Brief:
Wherever "SecurityConfig" turns up in a line of the entries below, that line counts. Say how many such lines there are, with no other words.

Data shown START

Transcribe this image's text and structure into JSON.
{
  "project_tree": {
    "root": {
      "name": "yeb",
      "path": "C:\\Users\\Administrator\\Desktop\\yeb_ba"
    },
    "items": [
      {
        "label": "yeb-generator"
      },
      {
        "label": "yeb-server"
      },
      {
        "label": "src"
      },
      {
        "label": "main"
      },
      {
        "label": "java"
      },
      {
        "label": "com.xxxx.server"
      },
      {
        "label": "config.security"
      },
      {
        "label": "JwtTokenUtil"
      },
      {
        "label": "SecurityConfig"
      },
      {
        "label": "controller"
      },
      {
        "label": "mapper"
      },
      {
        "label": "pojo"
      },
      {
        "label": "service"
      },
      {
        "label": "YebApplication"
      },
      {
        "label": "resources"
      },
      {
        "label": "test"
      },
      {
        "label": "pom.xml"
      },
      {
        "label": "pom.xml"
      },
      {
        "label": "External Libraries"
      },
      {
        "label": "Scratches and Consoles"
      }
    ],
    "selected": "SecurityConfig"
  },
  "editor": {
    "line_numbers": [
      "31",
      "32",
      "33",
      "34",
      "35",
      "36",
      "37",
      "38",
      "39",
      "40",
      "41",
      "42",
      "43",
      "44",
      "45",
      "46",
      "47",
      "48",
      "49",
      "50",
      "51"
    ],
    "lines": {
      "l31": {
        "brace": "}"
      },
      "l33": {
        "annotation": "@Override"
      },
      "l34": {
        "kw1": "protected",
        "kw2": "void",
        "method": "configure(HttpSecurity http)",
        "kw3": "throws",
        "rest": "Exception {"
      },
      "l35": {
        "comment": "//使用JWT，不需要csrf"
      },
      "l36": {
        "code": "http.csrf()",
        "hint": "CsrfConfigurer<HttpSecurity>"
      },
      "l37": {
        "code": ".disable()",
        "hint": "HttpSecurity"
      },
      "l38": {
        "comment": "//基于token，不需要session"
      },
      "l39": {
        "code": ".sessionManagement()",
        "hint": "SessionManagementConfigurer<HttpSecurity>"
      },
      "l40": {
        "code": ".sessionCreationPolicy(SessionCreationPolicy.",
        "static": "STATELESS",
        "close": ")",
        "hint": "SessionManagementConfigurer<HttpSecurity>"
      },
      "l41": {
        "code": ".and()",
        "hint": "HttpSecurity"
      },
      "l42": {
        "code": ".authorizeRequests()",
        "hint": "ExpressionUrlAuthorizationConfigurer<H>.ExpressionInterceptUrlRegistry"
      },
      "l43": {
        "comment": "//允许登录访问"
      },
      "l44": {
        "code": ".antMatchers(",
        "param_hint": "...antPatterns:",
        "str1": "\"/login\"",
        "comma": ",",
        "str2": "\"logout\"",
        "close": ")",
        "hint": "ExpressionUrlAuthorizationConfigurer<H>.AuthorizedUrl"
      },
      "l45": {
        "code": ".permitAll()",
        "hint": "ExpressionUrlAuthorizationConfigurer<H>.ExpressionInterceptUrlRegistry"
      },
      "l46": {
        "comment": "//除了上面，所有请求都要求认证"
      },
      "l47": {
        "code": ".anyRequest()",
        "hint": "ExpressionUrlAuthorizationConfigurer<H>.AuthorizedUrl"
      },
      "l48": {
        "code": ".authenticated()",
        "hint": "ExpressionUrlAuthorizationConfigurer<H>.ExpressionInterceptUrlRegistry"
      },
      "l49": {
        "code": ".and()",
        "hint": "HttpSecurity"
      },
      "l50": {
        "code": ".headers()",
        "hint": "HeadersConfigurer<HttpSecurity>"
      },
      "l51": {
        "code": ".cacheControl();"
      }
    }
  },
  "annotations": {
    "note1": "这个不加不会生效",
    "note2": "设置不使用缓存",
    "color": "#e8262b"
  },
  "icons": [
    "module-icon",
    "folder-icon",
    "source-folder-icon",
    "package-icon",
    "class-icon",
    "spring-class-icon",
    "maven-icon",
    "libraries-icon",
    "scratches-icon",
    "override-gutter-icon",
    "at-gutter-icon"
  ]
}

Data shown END
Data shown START

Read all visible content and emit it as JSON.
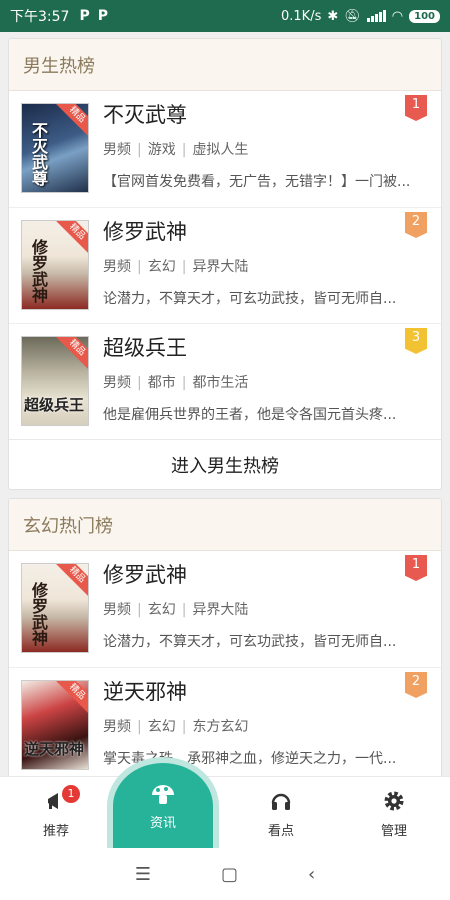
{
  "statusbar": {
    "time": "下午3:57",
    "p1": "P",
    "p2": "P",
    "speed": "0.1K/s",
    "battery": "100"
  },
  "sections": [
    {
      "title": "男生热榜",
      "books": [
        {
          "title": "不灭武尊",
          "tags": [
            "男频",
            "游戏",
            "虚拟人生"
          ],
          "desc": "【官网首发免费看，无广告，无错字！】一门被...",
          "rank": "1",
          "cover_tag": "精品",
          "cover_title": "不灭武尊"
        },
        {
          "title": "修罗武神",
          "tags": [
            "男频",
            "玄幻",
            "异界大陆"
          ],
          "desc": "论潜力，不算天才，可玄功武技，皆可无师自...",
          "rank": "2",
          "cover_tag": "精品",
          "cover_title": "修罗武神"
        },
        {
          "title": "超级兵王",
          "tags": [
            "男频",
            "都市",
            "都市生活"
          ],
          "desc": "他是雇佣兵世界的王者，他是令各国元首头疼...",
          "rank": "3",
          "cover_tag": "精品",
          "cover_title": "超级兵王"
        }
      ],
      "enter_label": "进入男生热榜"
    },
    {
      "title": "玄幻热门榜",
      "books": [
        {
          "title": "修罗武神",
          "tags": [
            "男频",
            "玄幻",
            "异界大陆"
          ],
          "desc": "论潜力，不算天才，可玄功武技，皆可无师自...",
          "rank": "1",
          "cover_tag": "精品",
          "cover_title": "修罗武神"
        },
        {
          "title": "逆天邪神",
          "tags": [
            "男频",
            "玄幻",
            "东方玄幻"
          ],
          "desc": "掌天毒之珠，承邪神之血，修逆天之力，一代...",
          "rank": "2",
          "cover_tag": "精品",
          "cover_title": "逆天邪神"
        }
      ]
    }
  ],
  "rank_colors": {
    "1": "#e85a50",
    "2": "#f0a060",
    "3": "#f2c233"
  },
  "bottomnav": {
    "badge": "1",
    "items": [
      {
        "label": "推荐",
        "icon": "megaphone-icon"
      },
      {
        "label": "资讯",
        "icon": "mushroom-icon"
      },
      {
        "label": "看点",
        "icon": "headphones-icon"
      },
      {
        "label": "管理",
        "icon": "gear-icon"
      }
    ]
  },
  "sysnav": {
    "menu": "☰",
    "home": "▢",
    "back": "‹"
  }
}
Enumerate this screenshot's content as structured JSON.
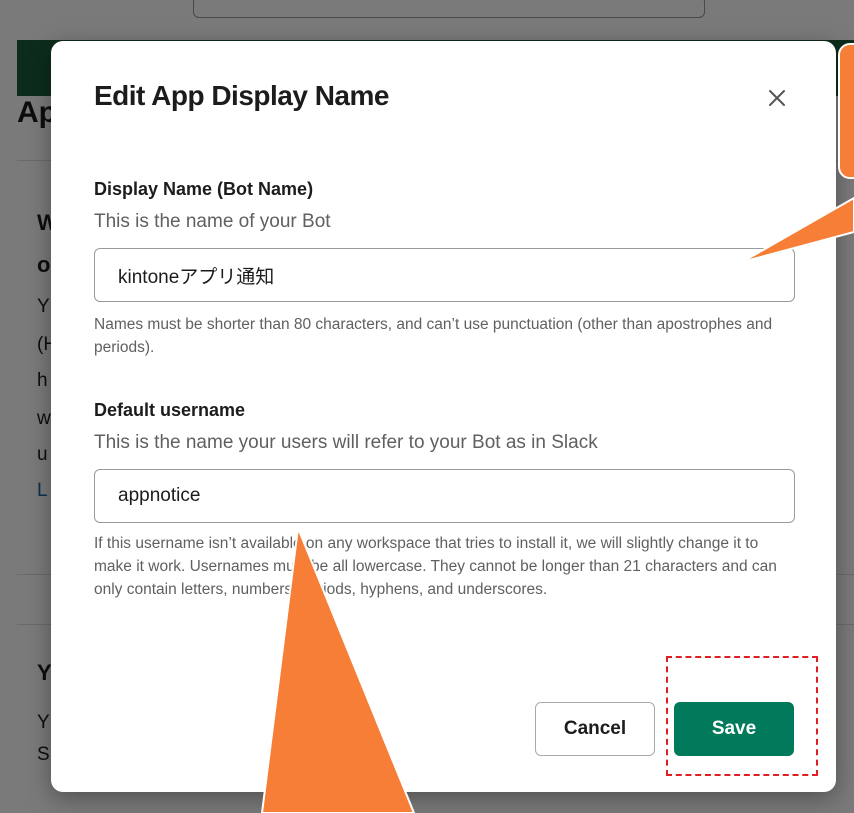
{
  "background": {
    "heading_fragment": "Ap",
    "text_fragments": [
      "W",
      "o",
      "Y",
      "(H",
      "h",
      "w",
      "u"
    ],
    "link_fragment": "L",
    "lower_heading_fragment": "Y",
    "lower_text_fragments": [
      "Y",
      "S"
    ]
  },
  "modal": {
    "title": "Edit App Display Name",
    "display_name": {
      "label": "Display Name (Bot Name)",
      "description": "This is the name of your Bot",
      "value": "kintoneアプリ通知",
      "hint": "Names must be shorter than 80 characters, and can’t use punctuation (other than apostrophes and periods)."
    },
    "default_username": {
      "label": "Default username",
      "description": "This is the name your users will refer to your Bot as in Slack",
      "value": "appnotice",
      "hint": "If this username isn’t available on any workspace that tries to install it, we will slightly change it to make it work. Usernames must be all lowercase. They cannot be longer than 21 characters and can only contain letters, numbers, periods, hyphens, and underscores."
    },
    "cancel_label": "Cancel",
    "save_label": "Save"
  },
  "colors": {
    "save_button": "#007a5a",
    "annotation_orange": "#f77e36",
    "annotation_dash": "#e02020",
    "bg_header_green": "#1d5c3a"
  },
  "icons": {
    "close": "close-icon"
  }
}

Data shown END

Completed exercise:
2